Baker Hughes Inc (BHI.N), the world's third-largest oilfield services provider, reported a 36 percent fall in quarterly profit as both activity and pricing decreased in its main North American market.
Larger rival Halliburton Co (HAL.N) will reveal how it fared in an especially tough quarter for the industry when it posts fourth-quarter results on Friday. Sector leader Schlumberger (SLB.N) managed to offset the U.S. onshore decline with a strong performance in the Gulf of Mexico.
After the service companies spent heavily to gear up for a boom, a unexpected surge in North American natural gas output led to a drop in drilling activity that left the region's market with 25 percent too much pressure pumping equipment - used in hydraulic fracturing to extract oil and gas from shale rock.
Chief Executive Martin Craighead said this translated into at least 125 pressure pumping fleets across the sector that are now idle or underutilized.
"All else being equal, the U.S. would need at least 300 additional drilling rigs to come back online in order to get those idle fleets fully up and utilized," Craighead told analysts on a conference call on Wednesday.
But the company, which compiles a benchmark rig count for the industry, predicted a rise in the U.S. drilling rig count to 1,880 by the end of 2013 - up only 125 from current levels.
Rig efficiency would improve, however, with the number of wells sunk per rig growing again this year after a rise in 2012, Craighead said. This has been driven by better understanding of the reservoirs as well as newer equipment.
International drilling activity would improve by 7 percent in 2013, even if the addition of Iraq's rigs to the mix was excluded, Baker Hughes predicted.
The company plans to cut capital expenditure by 30 percent for 2013 from its 2012 level of $2.87 billion. [ID:nPnDA46648] The share of capital devoted to North America would drop to about a third from half in 2012.
The number of U.S. rigs drilling for oil and natural gas liquids fell to its lowest in 10 months, at 1,316, in the week ended January 18, while the gas-directed rig count is hovering just above the 13-1/2-year low of 413 posted 10 weeks ago, Baker Hughes data show.
Net income from continuing operations attributable to Baker Hughes fell to $211 million, or 48 cents per share, for the fourth quarter, from $331 million, or 76 cents per share, a year earlier. Revenue fell slightly to $5.22 billion, with nearly 50 percent coming from North America.
The company warned last month that fourth-quarter margins and revenue would be below its expectations.

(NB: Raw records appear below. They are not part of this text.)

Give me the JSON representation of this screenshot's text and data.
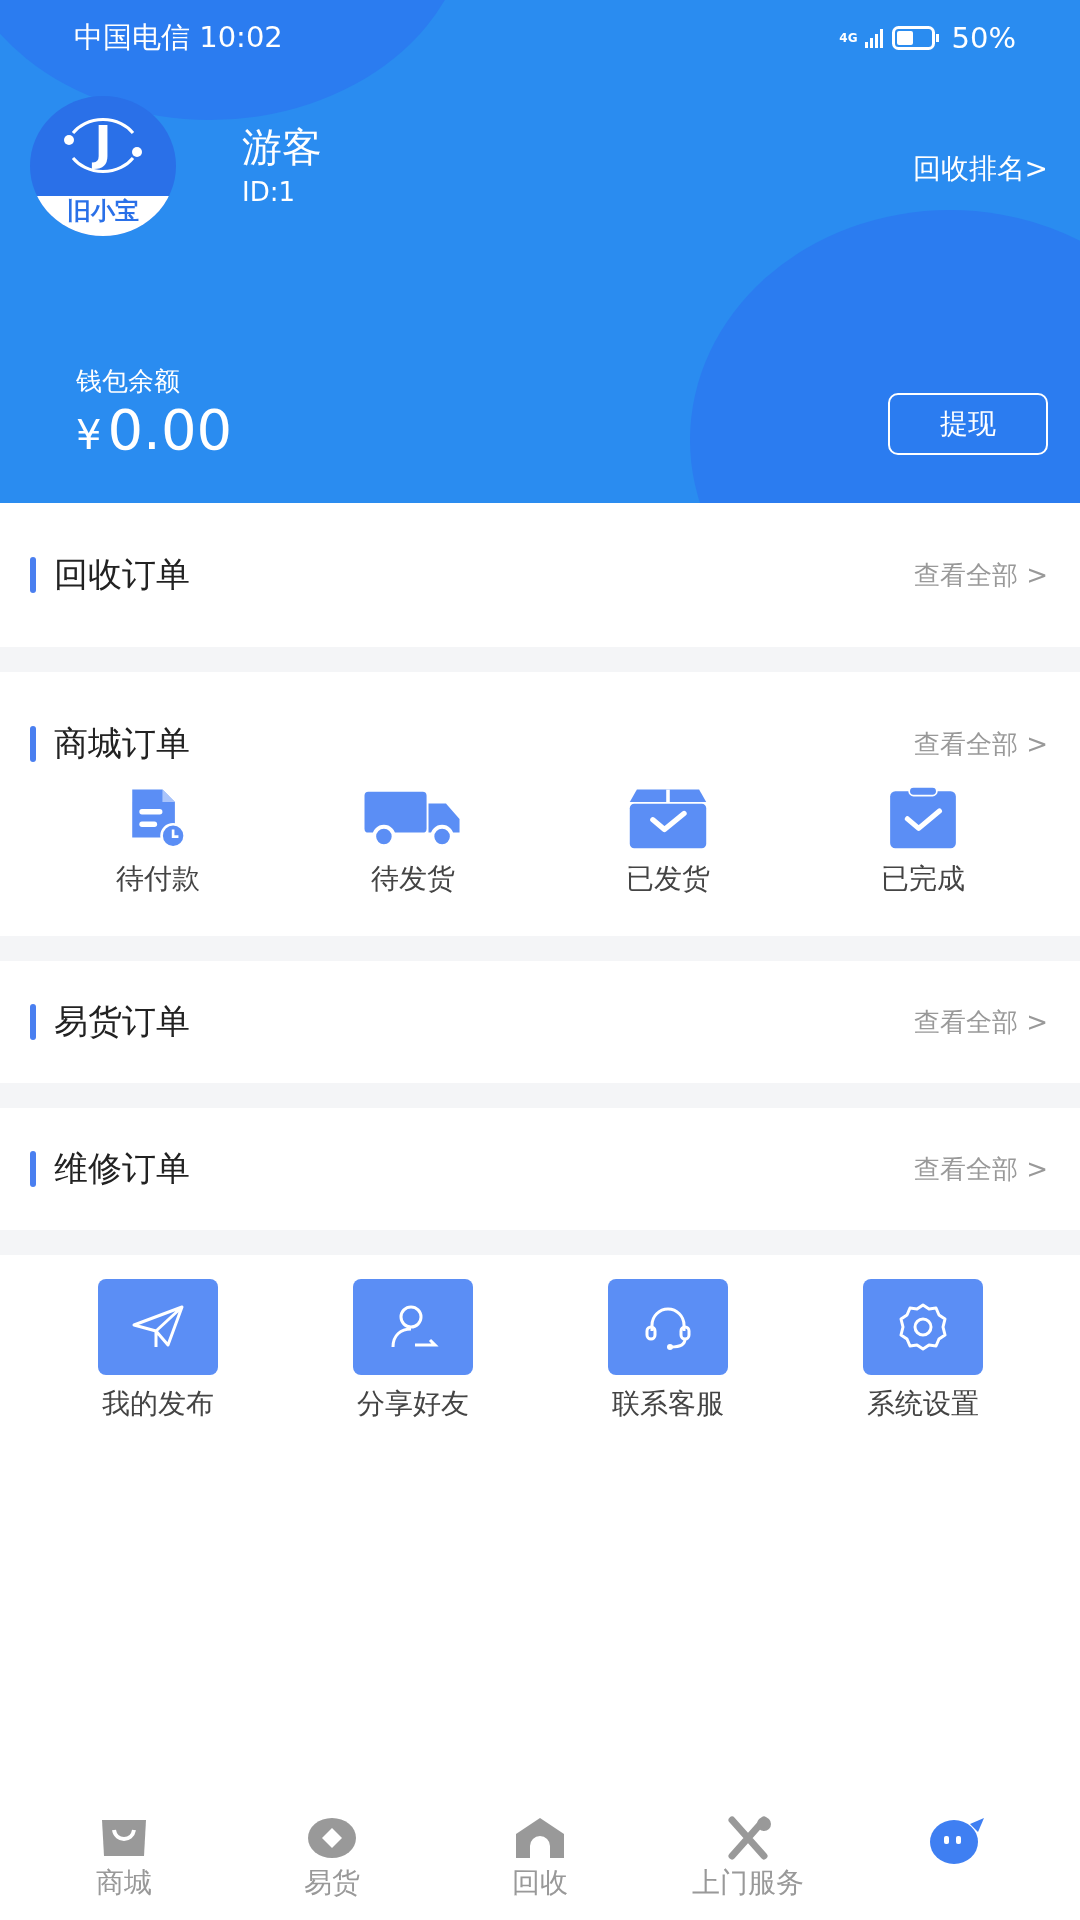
{
  "status_bar": {
    "carrier": "中国电信",
    "time": "10:02",
    "network": "4G",
    "battery": "50%"
  },
  "profile": {
    "avatar": {
      "letter": "J",
      "caption": "旧小宝"
    },
    "name": "游客",
    "id": "ID:1",
    "ranking_link": "回收排名>"
  },
  "wallet": {
    "label": "钱包余额",
    "currency": "¥",
    "amount": "0.00",
    "withdraw_button": "提现"
  },
  "order_sections": [
    {
      "title": "回收订单",
      "view_all": "查看全部 >"
    },
    {
      "title": "商城订单",
      "view_all": "查看全部 >",
      "statuses": [
        {
          "label": "待付款",
          "kind": "pending-payment"
        },
        {
          "label": "待发货",
          "kind": "truck"
        },
        {
          "label": "已发货",
          "kind": "box"
        },
        {
          "label": "已完成",
          "kind": "clipboard"
        }
      ]
    },
    {
      "title": "易货订单",
      "view_all": "查看全部 >"
    },
    {
      "title": "维修订单",
      "view_all": "查看全部 >"
    }
  ],
  "tools": [
    {
      "label": "我的发布",
      "kind": "plane"
    },
    {
      "label": "分享好友",
      "kind": "share-user"
    },
    {
      "label": "联系客服",
      "kind": "headset"
    },
    {
      "label": "系统设置",
      "kind": "gear"
    }
  ],
  "tabs": [
    {
      "label": "商城",
      "kind": "bag",
      "selected": false
    },
    {
      "label": "易货",
      "kind": "coin",
      "selected": false
    },
    {
      "label": "回收",
      "kind": "home",
      "selected": false
    },
    {
      "label": "上门服务",
      "kind": "tools",
      "selected": false
    },
    {
      "kind": "chat",
      "selected": true
    }
  ]
}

Shares of Houston-based Baker Hughes were 21 cents lower at $44.64 in early trading on the New York Stock Exchange on Wednesday.
They have risen nearly 8 percent so far this year, while the Thomson Reuters United States Oil Related Services and Equipment Index .TRXFLDUSPOILS has been largely flat.

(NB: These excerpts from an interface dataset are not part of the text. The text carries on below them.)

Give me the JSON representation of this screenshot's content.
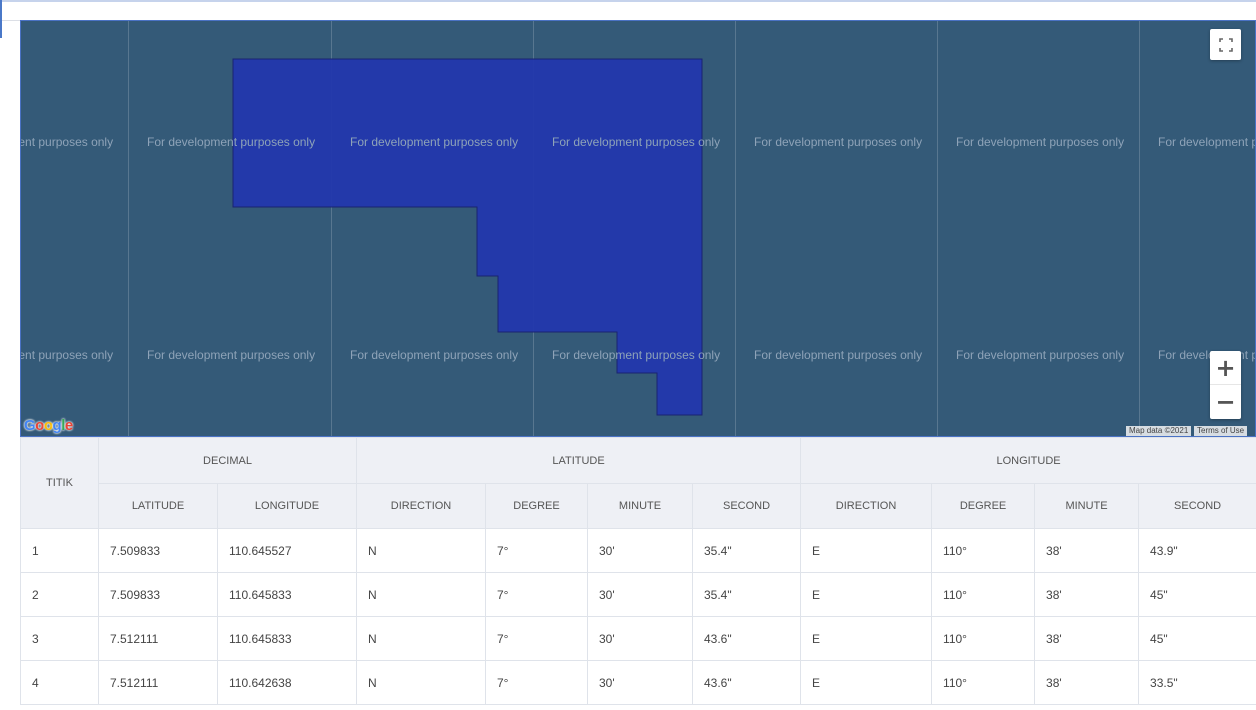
{
  "map": {
    "watermark_text": "For development purposes only",
    "polygon_fill": "#2338ad",
    "water_color": "#345a78",
    "fullscreen_icon": "fullscreen-icon",
    "zoom_in_label": "+",
    "zoom_out_label": "−",
    "logo_letters": [
      "G",
      "o",
      "o",
      "g",
      "l",
      "e"
    ],
    "attribution": "Map data ©2021",
    "terms_label": "Terms of Use"
  },
  "table": {
    "titik_header": "TITIK",
    "group_headers": [
      "DECIMAL",
      "LATITUDE",
      "LONGITUDE"
    ],
    "sub_headers": [
      "LATITUDE",
      "LONGITUDE",
      "DIRECTION",
      "DEGREE",
      "MINUTE",
      "SECOND",
      "DIRECTION",
      "DEGREE",
      "MINUTE",
      "SECOND"
    ],
    "rows": [
      [
        "1",
        "7.509833",
        "110.645527",
        "N",
        "7°",
        "30'",
        "35.4\"",
        "E",
        "110°",
        "38'",
        "43.9\""
      ],
      [
        "2",
        "7.509833",
        "110.645833",
        "N",
        "7°",
        "30'",
        "35.4\"",
        "E",
        "110°",
        "38'",
        "45\""
      ],
      [
        "3",
        "7.512111",
        "110.645833",
        "N",
        "7°",
        "30'",
        "43.6\"",
        "E",
        "110°",
        "38'",
        "45\""
      ],
      [
        "4",
        "7.512111",
        "110.642638",
        "N",
        "7°",
        "30'",
        "43.6\"",
        "E",
        "110°",
        "38'",
        "33.5\""
      ]
    ]
  }
}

(Reporting by Braden Reddall in San Francisco, additional reporting by Thyagaraju Adinarayan; Editing by Sriraj Kalluvila and Nick Zieminski)